━━━ Data ━━━
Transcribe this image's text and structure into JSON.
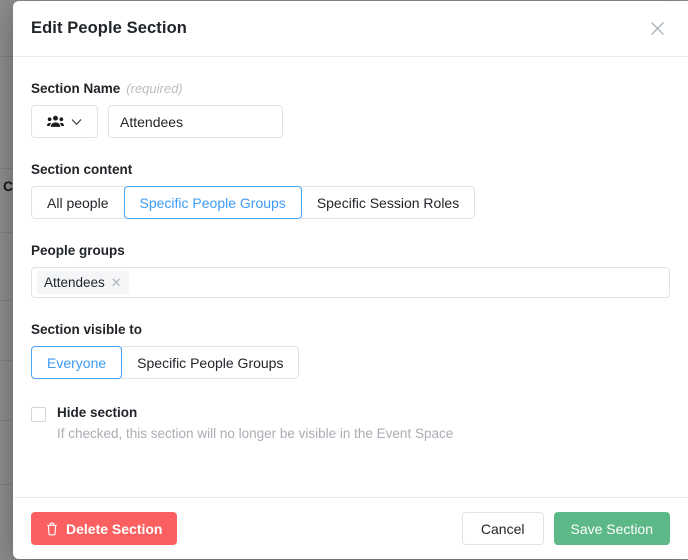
{
  "modal": {
    "title": "Edit People Section",
    "close_icon": "close-icon",
    "section_name": {
      "label": "Section Name",
      "required_hint": "(required)",
      "icon": "people-group-icon",
      "chevron_icon": "chevron-down-icon",
      "value": "Attendees",
      "placeholder": "Attendees"
    },
    "section_content": {
      "label": "Section content",
      "options": [
        {
          "label": "All people",
          "selected": false
        },
        {
          "label": "Specific People Groups",
          "selected": true
        },
        {
          "label": "Specific Session Roles",
          "selected": false
        }
      ]
    },
    "people_groups": {
      "label": "People groups",
      "tags": [
        {
          "label": "Attendees",
          "remove_icon": "close-icon"
        }
      ]
    },
    "section_visible_to": {
      "label": "Section visible to",
      "options": [
        {
          "label": "Everyone",
          "selected": true
        },
        {
          "label": "Specific People Groups",
          "selected": false
        }
      ]
    },
    "hide_section": {
      "label": "Hide section",
      "help": "If checked, this section will no longer be visible in the Event Space",
      "checked": false
    },
    "footer": {
      "delete_label": "Delete Section",
      "delete_icon": "trash-icon",
      "cancel_label": "Cancel",
      "save_label": "Save Section"
    }
  },
  "background": {
    "fragment": "C"
  },
  "colors": {
    "accent_blue": "#3d9bf7",
    "danger_red": "#f9605f",
    "success_green": "#5cb887",
    "scrim": "#8c8c8c"
  }
}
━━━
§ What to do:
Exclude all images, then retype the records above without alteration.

§ Answer space:
Transcribe this image's text and structure into JSON.
{
  "modal": {
    "title": "Edit People Section",
    "close_icon": "close-icon",
    "section_name": {
      "label": "Section Name",
      "required_hint": "(required)",
      "icon": "people-group-icon",
      "chevron_icon": "chevron-down-icon",
      "value": "Attendees",
      "placeholder": "Attendees"
    },
    "section_content": {
      "label": "Section content",
      "options": [
        {
          "label": "All people",
          "selected": false
        },
        {
          "label": "Specific People Groups",
          "selected": true
        },
        {
          "label": "Specific Session Roles",
          "selected": false
        }
      ]
    },
    "people_groups": {
      "label": "People groups",
      "tags": [
        {
          "label": "Attendees",
          "remove_icon": "close-icon"
        }
      ]
    },
    "section_visible_to": {
      "label": "Section visible to",
      "options": [
        {
          "label": "Everyone",
          "selected": true
        },
        {
          "label": "Specific People Groups",
          "selected": false
        }
      ]
    },
    "hide_section": {
      "label": "Hide section",
      "help": "If checked, this section will no longer be visible in the Event Space",
      "checked": false
    },
    "footer": {
      "delete_label": "Delete Section",
      "delete_icon": "trash-icon",
      "cancel_label": "Cancel",
      "save_label": "Save Section"
    }
  },
  "background": {
    "fragment": "C"
  },
  "colors": {
    "accent_blue": "#3d9bf7",
    "danger_red": "#f9605f",
    "success_green": "#5cb887",
    "scrim": "#8c8c8c"
  }
}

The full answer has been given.